We now have to look for establishing a caretaker government, specifically assigned the task of holding fresh elections to prop a new National Assembly. For a law-illiterate like me, after filing the no-confidence motion against him, Imran had lost the authority of seeking dissolution of the National Assembly. But the Deputy Speaker of the now “dissolved” House had “rejected” the said motion, with the visible intent of empowering the Prime Minister to go for it.
Only the Supreme Court of Pakistan can now clarify the deep confusion the Imran government had triggered with audacious-looking decisions on Sunday. Lest you forget, 1993 the Supreme Court of Pakistan had firmly upturned the decision of dissolving the National Assembly. The then President Ghulam Ishaq Khan had gone for the same while employing powers he relished due to the 8th amendment of our constitution. The said decision was wildly welcomed as “historic.”
But the Supreme Court clearly appeared facilitating the rise and rise of Imran Khan since 2016 by taking suo motu notice of the so-called Panama Papers. The then Prime Minister, Nawaz Sharif, was perceived as one of the beneficiaries of the offshore, tax evading company, presumably established to hide “ill gotten wealth”.
At the end of dramatic and day-to-day hearings of the same case, Nawaz Sharif was declared guilty for not revealing “the salary,” he allegedly had been getting from a “company” run by his son. After calling him a “liar and cheat,” the Supreme Court also banned him from contesting election to any representative house for the rest of his life.
Through another case, heard by the same Supreme Court, however, Imran Khan had been declared SADIQ and AMIN (sagacious and trustworthy). This ‘certification’ helped Imran Khan to eventually reach the Prime Minister’s Office in August 2018.
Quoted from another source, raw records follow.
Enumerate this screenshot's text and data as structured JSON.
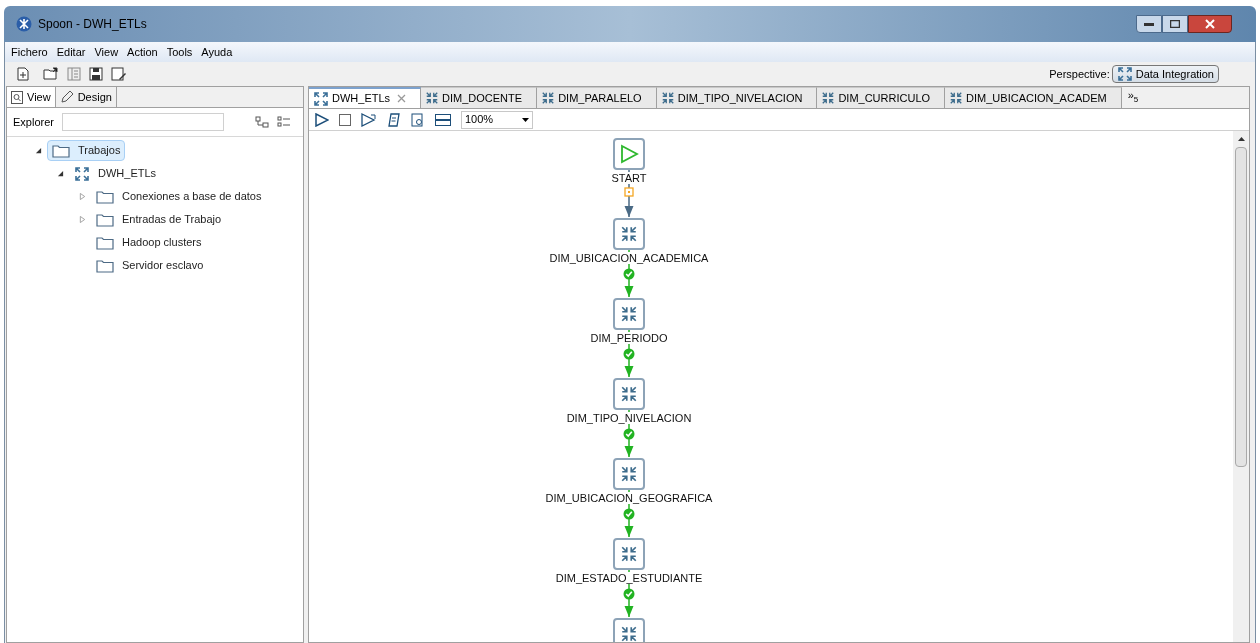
{
  "window": {
    "title": "Spoon - DWH_ETLs"
  },
  "menu": [
    "Fichero",
    "Editar",
    "View",
    "Action",
    "Tools",
    "Ayuda"
  ],
  "perspective": {
    "label": "Perspective:",
    "button": "Data Integration"
  },
  "left_tabs": [
    {
      "label": "View",
      "kind": "search",
      "selected": true
    },
    {
      "label": "Design",
      "kind": "pencil",
      "selected": false
    }
  ],
  "explorer": {
    "label": "Explorer"
  },
  "tree": [
    {
      "label": "Trabajos",
      "kind": "folder",
      "expanded": true,
      "selected": true,
      "children": [
        {
          "label": "DWH_ETLs",
          "kind": "job",
          "expanded": true,
          "selected": false,
          "children": [
            {
              "label": "Conexiones a base de datos",
              "kind": "folder",
              "expanded": false,
              "selected": false
            },
            {
              "label": "Entradas de Trabajo",
              "kind": "folder",
              "expanded": false,
              "selected": false
            },
            {
              "label": "Hadoop clusters",
              "kind": "folder",
              "selected": false
            },
            {
              "label": "Servidor esclavo",
              "kind": "folder",
              "selected": false
            }
          ]
        }
      ]
    }
  ],
  "tabs": [
    {
      "label": "DWH_ETLs",
      "kind": "job",
      "closable": true,
      "selected": true
    },
    {
      "label": "DIM_DOCENTE",
      "kind": "transform",
      "closable": false,
      "selected": false
    },
    {
      "label": "DIM_PARALELO",
      "kind": "transform",
      "closable": false,
      "selected": false
    },
    {
      "label": "DIM_TIPO_NIVELACION",
      "kind": "transform",
      "closable": false,
      "selected": false
    },
    {
      "label": "DIM_CURRICULO",
      "kind": "transform",
      "closable": false,
      "selected": false
    },
    {
      "label": "DIM_UBICACION_ACADEM",
      "kind": "transform",
      "closable": false,
      "selected": false
    }
  ],
  "tabs_overflow": {
    "symbol": "»",
    "count": "5"
  },
  "zoom": {
    "value": "100%"
  },
  "nodes": [
    {
      "kind": "start",
      "label": "START",
      "hop": {
        "kind": "unconditional"
      }
    },
    {
      "kind": "transform",
      "label": "DIM_UBICACION_ACADEMICA",
      "hop": {
        "kind": "success"
      }
    },
    {
      "kind": "transform",
      "label": "DIM_PERIODO",
      "hop": {
        "kind": "success"
      }
    },
    {
      "kind": "transform",
      "label": "DIM_TIPO_NIVELACION",
      "hop": {
        "kind": "success"
      }
    },
    {
      "kind": "transform",
      "label": "DIM_UBICACION_GEOGRAFICA",
      "hop": {
        "kind": "success"
      }
    },
    {
      "kind": "transform",
      "label": "DIM_ESTADO_ESTUDIANTE",
      "hop": {
        "kind": "success"
      }
    },
    {
      "kind": "transform"
    }
  ]
}
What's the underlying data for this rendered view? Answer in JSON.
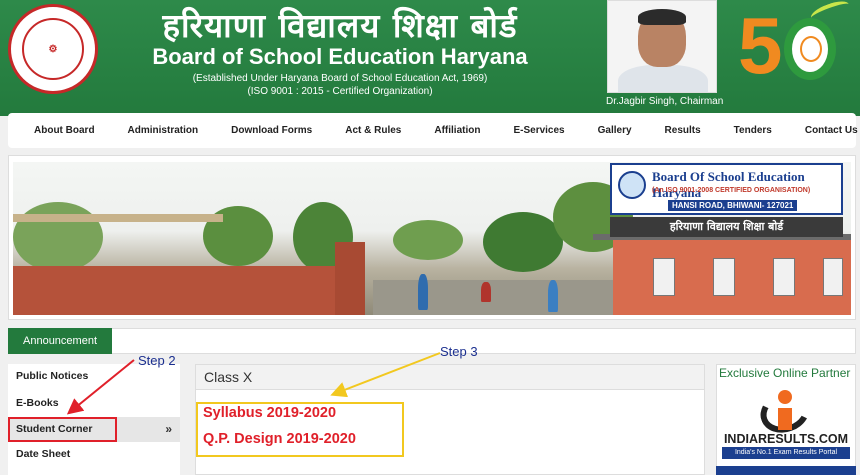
{
  "header": {
    "logo_text": "हरियाणा विद्यालय शिक्षा बोर्ड",
    "title_hindi": "हरियाणा विद्यालय शिक्षा बोर्ड",
    "title_english": "Board of School Education Haryana",
    "established": "(Established Under Haryana Board of School Education Act, 1969)",
    "iso": "(ISO 9001 : 2015 - Certified Organization)",
    "chairman": "Dr.Jagbir Singh, Chairman",
    "anniversary": "50"
  },
  "nav": {
    "items": [
      "About Board",
      "Administration",
      "Download Forms",
      "Act & Rules",
      "Affiliation",
      "E-Services",
      "Gallery",
      "Results",
      "Tenders",
      "Contact Us"
    ]
  },
  "banner": {
    "sign_title": "Board Of School Education Haryana",
    "sign_sub": "(An ISO 9001-2008 CERTIFIED ORGANISATION)",
    "sign_address": "HANSI ROAD, BHIWANI- 127021",
    "hindi_sign": "हरियाणा विद्यालय शिक्षा बोर्ड"
  },
  "announcement": {
    "tab_label": "Announcement"
  },
  "sidebar": {
    "items": [
      "Public Notices",
      "E-Books",
      "Student Corner",
      "Date Sheet"
    ],
    "chevron": "»"
  },
  "main": {
    "heading": "Class X",
    "links": [
      "Syllabus 2019-2020",
      "Q.P. Design 2019-2020"
    ]
  },
  "steps": {
    "step2": "Step 2",
    "step3": "Step 3"
  },
  "right_panel": {
    "heading": "Exclusive Online Partner",
    "partner_name": "INDIARESULTS.COM",
    "partner_tagline": "India's No.1 Exam Results Portal"
  },
  "colors": {
    "brand_green": "#237a3d",
    "highlight_red": "#e0202a",
    "highlight_yellow": "#f2c81f",
    "annotation_blue": "#1b2f8f"
  }
}
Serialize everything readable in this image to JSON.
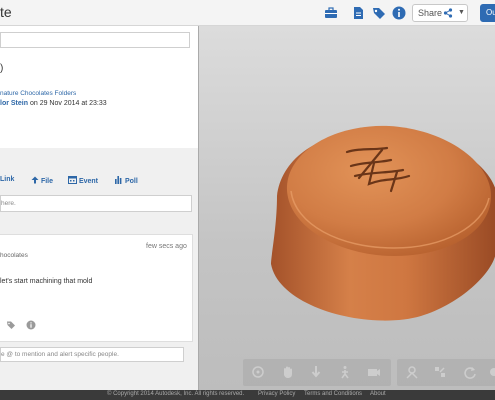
{
  "topbar": {
    "title": "te",
    "share_label": "Share",
    "blue_button_label": "Ou",
    "icons": [
      "toolbox-icon",
      "document-icon",
      "tag-icon",
      "info-icon"
    ]
  },
  "left": {
    "paren_text": ")",
    "folder_link": "nature Chocolates Folders",
    "author": "lor Stein",
    "date_text": " on 29 Nov 2014 at 23:33",
    "actions": {
      "link": "Link",
      "file": "File",
      "event": "Event",
      "poll": "Poll"
    },
    "post_placeholder": "here.",
    "card": {
      "folder": "hocolates",
      "time": "few secs ago",
      "message": "let's start machining that mold"
    },
    "comment_placeholder": "e @ to mention and alert specific people."
  },
  "viewer": {
    "model_color": "#c4703d"
  },
  "footer": {
    "copyright": "© Copyright 2014 Autodesk, Inc. All rights reserved.",
    "privacy": "Privacy Policy",
    "terms": "Terms and Conditions",
    "about": "About"
  }
}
We have to watch and wait how this time around, the Supreme Court judges him and his close aides for audaciously eluding a motion of no-confidence by igniting ‘patriotic’ passions.